8 health benefits of sauna:
- Improves lung function: Studies suggest that sauna improves lung function in people with asthma and chronic bronchitis by helping open up the airways.
- Improves heart health: In response to increased heat levels, the blood vessels near the skin dilate and “cardiac output/circulation” increases. Study has shown that using a sauna 4-7 times a week can significantly lower the risk of sudden cardiac death and other heart diseases.
- Relieves pain: Sauna relaxes muscles and soothe aches/pains in both muscles and joints. In the heat of the sauna, blood vessels dilate allowing for increased blood circulation, which in turn speeds the body’s natural healing process.
- Cleanses skin: When the body begins to produce sweat via deep sweating, the skin is then cleansed and dead skin cells are replaced - keeping your skin in good working condition. Sweating rinses bacteria out of the epidermal layer and sweat ducts.
- Improves brain health: A study conducted on healthy Finnish men who had 4-7 sauna sessions a week showed a link between regular saunas and a lower risk of dementia, Alzheimer’s disease, and other neurodegenerative diseases.
- Lowers cholesterol levels: May help reduce total cholesterol, low-density lipoprotein (LDL), and triglycerides and increase high-density lipoprotein (HDL).
- Boosts immune system: Evidence shows that sauna can boost the immune system and bolster your defense against common colds and infections in healthy individuals.
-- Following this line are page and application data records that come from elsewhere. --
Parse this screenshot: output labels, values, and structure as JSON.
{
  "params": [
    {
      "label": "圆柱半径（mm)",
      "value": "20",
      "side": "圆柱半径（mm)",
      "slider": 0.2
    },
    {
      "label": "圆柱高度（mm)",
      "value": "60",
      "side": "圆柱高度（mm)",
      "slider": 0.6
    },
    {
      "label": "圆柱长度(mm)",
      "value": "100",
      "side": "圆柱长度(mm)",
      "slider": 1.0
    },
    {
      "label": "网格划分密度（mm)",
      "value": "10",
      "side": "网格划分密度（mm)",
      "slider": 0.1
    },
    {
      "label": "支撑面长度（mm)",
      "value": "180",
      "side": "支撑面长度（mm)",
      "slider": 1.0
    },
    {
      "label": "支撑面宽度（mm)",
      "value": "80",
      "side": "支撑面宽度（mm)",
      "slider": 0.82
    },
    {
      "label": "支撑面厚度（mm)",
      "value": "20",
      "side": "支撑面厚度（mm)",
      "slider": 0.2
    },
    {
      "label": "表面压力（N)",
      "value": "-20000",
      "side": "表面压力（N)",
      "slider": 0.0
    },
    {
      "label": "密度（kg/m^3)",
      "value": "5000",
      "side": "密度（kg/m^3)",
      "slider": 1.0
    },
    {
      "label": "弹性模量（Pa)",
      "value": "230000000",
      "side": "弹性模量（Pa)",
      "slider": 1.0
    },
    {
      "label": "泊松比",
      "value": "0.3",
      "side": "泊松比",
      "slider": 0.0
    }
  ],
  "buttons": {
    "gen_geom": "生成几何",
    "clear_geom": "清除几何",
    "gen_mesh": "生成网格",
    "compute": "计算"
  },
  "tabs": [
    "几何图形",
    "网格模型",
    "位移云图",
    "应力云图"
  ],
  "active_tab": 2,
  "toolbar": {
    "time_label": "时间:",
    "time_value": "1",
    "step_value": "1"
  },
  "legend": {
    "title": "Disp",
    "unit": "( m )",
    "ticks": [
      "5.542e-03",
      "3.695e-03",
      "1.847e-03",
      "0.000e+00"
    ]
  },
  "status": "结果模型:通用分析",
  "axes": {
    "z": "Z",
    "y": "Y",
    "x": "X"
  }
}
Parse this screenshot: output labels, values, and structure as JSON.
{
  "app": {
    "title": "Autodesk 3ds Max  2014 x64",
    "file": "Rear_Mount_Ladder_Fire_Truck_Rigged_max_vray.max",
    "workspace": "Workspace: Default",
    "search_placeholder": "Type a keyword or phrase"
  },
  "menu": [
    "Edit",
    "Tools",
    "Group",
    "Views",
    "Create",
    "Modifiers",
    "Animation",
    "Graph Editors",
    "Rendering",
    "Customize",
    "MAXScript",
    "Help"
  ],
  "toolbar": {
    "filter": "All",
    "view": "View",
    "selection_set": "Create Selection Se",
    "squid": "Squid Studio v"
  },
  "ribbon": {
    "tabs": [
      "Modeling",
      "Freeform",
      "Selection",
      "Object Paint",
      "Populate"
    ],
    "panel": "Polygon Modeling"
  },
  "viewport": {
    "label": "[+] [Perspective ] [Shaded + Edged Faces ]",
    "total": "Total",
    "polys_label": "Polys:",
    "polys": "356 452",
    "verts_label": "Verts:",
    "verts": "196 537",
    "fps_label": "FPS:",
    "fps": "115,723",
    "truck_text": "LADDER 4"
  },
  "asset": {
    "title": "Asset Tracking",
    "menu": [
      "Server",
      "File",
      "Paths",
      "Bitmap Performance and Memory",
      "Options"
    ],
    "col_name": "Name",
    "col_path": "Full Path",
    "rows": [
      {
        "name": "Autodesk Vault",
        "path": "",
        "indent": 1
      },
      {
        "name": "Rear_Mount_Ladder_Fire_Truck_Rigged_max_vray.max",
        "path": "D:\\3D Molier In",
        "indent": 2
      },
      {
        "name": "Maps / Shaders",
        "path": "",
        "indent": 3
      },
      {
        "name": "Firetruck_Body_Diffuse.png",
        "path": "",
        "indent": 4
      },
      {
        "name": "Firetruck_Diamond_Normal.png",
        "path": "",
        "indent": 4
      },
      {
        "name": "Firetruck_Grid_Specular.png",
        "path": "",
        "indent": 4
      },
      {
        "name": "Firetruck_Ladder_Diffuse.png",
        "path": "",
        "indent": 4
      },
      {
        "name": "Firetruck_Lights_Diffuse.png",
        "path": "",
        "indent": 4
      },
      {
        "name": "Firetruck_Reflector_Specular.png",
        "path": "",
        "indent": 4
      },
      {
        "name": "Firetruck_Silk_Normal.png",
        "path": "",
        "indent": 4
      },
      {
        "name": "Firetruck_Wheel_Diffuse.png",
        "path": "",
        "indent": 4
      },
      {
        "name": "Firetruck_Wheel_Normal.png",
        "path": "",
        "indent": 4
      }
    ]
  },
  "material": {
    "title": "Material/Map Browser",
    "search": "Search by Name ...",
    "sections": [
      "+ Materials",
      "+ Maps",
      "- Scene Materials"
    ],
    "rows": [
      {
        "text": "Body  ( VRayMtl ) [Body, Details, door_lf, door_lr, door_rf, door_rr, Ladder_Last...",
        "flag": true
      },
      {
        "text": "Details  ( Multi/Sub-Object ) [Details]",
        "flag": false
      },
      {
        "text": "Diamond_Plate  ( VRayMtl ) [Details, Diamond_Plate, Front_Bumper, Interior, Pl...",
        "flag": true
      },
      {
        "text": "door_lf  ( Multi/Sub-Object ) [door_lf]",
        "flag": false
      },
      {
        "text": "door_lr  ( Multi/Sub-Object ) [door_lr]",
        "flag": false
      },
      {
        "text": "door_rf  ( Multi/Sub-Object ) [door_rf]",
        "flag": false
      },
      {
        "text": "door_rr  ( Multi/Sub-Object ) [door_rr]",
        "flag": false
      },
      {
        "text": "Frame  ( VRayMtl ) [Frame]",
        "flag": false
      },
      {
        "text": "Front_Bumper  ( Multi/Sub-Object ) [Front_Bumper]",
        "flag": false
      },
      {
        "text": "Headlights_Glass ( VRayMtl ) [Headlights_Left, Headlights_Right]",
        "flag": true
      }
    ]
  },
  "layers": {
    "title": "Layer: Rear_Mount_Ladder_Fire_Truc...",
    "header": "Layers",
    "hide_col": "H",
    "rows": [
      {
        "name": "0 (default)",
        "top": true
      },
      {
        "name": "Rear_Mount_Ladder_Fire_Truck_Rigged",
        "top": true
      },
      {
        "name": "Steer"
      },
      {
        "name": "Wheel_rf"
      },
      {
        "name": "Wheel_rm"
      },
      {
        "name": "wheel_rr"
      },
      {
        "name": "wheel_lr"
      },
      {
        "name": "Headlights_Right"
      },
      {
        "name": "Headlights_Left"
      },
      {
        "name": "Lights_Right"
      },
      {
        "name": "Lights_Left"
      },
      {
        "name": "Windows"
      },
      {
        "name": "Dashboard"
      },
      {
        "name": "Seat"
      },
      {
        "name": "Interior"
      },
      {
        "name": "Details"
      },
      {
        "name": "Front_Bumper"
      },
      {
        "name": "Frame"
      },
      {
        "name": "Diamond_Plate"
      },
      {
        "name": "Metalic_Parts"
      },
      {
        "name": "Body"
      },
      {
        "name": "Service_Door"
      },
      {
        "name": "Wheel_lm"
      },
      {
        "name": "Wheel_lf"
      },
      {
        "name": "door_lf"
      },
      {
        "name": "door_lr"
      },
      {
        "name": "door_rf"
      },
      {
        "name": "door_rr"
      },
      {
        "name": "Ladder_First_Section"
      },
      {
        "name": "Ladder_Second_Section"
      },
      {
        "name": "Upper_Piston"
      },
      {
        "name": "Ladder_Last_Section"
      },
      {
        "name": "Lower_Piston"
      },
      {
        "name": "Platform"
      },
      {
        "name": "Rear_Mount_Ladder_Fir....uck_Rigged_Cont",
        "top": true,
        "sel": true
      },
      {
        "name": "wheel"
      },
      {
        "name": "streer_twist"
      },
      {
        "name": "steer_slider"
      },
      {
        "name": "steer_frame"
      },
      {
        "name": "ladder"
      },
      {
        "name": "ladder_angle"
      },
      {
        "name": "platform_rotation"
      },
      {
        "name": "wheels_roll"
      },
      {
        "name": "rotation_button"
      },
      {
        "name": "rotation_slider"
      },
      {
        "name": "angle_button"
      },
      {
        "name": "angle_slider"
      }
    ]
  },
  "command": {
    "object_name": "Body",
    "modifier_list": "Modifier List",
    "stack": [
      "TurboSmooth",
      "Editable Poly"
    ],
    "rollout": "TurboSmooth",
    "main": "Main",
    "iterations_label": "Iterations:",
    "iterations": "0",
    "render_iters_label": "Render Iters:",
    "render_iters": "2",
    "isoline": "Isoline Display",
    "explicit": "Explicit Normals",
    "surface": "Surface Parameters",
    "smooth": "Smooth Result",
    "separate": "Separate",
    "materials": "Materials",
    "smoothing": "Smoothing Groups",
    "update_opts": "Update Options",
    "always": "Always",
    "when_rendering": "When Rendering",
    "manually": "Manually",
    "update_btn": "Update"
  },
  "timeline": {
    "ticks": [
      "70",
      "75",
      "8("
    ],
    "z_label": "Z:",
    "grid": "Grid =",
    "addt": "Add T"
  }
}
- Reduces stress: The heat in the sauna helps us to relax and regulates the level of cortisol in our blood. Sauna reduces the levels of cortisol in our blood, and instead it stimulates the production of serotonin. Serotonin is our “happy hormone” that makes us feel good.